> WORK REQUEST
In your copy of the data, include no pictures and alter nothing else.

SOURCE RECORDS Start Marker

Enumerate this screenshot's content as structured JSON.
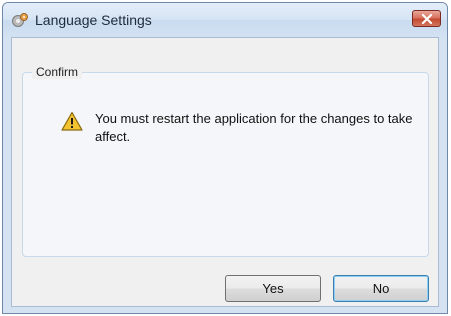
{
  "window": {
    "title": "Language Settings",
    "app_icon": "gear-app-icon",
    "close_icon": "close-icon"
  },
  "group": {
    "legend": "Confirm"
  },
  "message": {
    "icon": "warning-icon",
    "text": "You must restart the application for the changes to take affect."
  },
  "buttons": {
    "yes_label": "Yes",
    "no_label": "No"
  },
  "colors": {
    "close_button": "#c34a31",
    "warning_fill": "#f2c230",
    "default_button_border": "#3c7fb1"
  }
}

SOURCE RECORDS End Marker

> TASK RESPONSE
Enumerate this screenshot's content as structured JSON.
{
  "window": {
    "title": "Language Settings",
    "app_icon": "gear-app-icon",
    "close_icon": "close-icon"
  },
  "group": {
    "legend": "Confirm"
  },
  "message": {
    "icon": "warning-icon",
    "text": "You must restart the application for the changes to take affect."
  },
  "buttons": {
    "yes_label": "Yes",
    "no_label": "No"
  },
  "colors": {
    "close_button": "#c34a31",
    "warning_fill": "#f2c230",
    "default_button_border": "#3c7fb1"
  }
}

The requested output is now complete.